While there are many people like Ulfa who have accepted the NU's demand, there also are some family members who are delighted the shows have been banished from their households.

"I hope that my wife no longer watches the programs, so that I can switch channels to watch the actual news on TV," said a Surabaya resident, Tedja.

He said his wife changed for the worse when she watched the shows, becoming more materialistic, less concerned about her children's well-being and impulsive in pursuing her own wishes.

The guardian of the Lirboyo Islamic boarding school in Kediri, KH Idris Marzuki, said the school categorized gossip shows with pornographic materials for the potential harm to students.

"Besides pornography, we banned the students from watching the gossip programs long before the edict was issued. Watching such programs is clearly prohibited and sinful because they uncover a person's shame."

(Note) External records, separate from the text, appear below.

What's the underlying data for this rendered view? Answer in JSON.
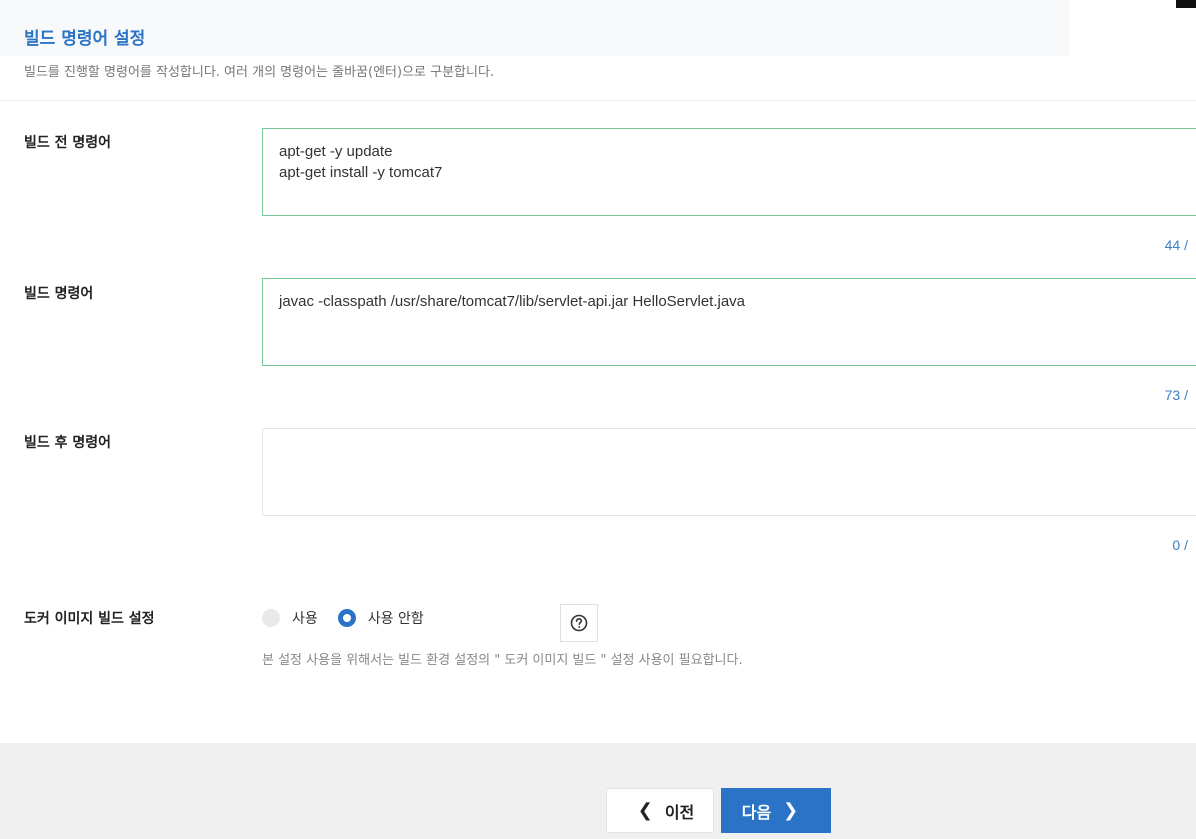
{
  "header": {
    "title": "빌드 명령어 설정",
    "description": "빌드를 진행할 명령어를 작성합니다. 여러 개의 명령어는 줄바꿈(엔터)으로 구분합니다."
  },
  "pre_build": {
    "label": "빌드 전 명령어",
    "value": "apt-get -y update\napt-get install -y tomcat7",
    "counter": "44 /"
  },
  "build": {
    "label": "빌드 명령어",
    "value": "javac -classpath /usr/share/tomcat7/lib/servlet-api.jar HelloServlet.java",
    "counter": "73 /"
  },
  "post_build": {
    "label": "빌드 후 명령어",
    "value": "",
    "counter": "0 /"
  },
  "docker": {
    "label": "도커 이미지 빌드 설정",
    "option_use": "사용",
    "option_not_use": "사용 안함",
    "selected": "사용 안함",
    "hint": "본 설정 사용을 위해서는 빌드 환경 설정의  \" 도커 이미지 빌드 \"  설정 사용이 필요합니다."
  },
  "footer": {
    "prev_label": "이전",
    "next_label": "다음"
  },
  "icons": {
    "help": "help-circle-icon",
    "prev": "chevron-left-icon",
    "next": "chevron-right-icon"
  },
  "colors": {
    "accent": "#2a73c6",
    "input_border_active": "#76c996",
    "counter": "#3b7fc4"
  }
}
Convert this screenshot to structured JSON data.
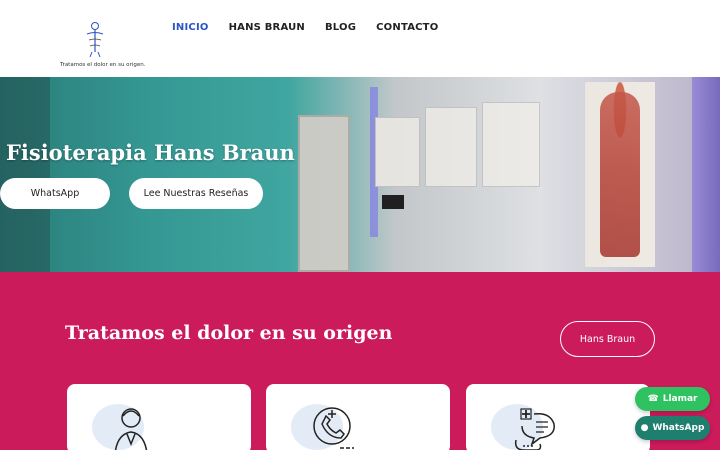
{
  "header": {
    "logo_tagline": "Tratamos el dolor en su origen.",
    "logo_icon": "spine-figure-icon",
    "nav": [
      {
        "label": "INICIO",
        "active": true
      },
      {
        "label": "HANS BRAUN",
        "active": false
      },
      {
        "label": "BLOG",
        "active": false
      },
      {
        "label": "CONTACTO",
        "active": false
      }
    ]
  },
  "hero": {
    "title": "Fisioterapia Hans Braun",
    "buttons": {
      "whatsapp": "WhatsApp",
      "reviews": "Lee Nuestras Reseñas"
    }
  },
  "section": {
    "title": "Tratamos el dolor en su origen",
    "button": "Hans Braun",
    "background": "#cc1b5b",
    "cards": [
      {
        "icon": "doctor-icon"
      },
      {
        "icon": "phone-medical-icon"
      },
      {
        "icon": "chat-medical-icon"
      }
    ]
  },
  "floating": {
    "call": {
      "label": "Llamar",
      "icon": "phone-icon",
      "color": "#2ec260"
    },
    "whatsapp": {
      "label": "WhatsApp",
      "icon": "chat-icon",
      "color": "#1f7f6e"
    }
  },
  "colors": {
    "nav_active": "#2a55c5",
    "accent_pink": "#cc1b5b"
  }
}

A media analyst from Surabaya's Airlangga University, Henry Subyanto, believed it would have been better for the NU to encourage a public boycott of the products advertised during the shows.

"A number of social activists in Europe have also resorted to boycotts of products advertised on TV during gossip programs. I'm afraid that NU's edict could, however, increase their ratings."

'Don't limit people's private lives'

Muslim organization Nahdlatul Ulama (NU) has called on people to boycott television programs showing "negative content" -- gossip shows running so-called "investigative reports" into actors and singers' private lives. The Jakarta Post spoke to some people about the issue.

Chita, 21, is a communications student at the London School of Public Relations in Jakarta. She lives on Jl. Brawijaya in South Jakarta:

I think the edict to ban broadcasting, producing and watching infotainment programs will certainly have a bad effect on several areas.

From the perspective of the producers of infotainment, banning such shows will mean people in the industry will lose their jobs.

As a journalism student, I also disagree with the edict because it places limitations on media consumption. What's wrong with just watching those shows to kill some free time? Although I admit there are people who make sure they never miss a show.

What is the difference between the printed and online version of infotainment if the point is just to reveal someone's private matters?

Hussein, 27, works for a foreign company in Jakarta. He lives in South Jakarta:

Human beings have the right to enjoy their lives and watch infotainment, as long as they don't violate other people's rights.

If I choose not to go to weekly prayers or to worship, then nobody and no organization can tell me that I have sinned because only God can decide on that.

Basically, infotainment is still entertainment at its core. Are such matters the most crucial things NU has to deal with?

I suggest that a big organization like NU release a fatwa that encourages people to be more constructive, such as by doing social work and donating to educational institutions, rather than limiting people's private lives.

The organization should lead by example and show that they benefit society as a whole.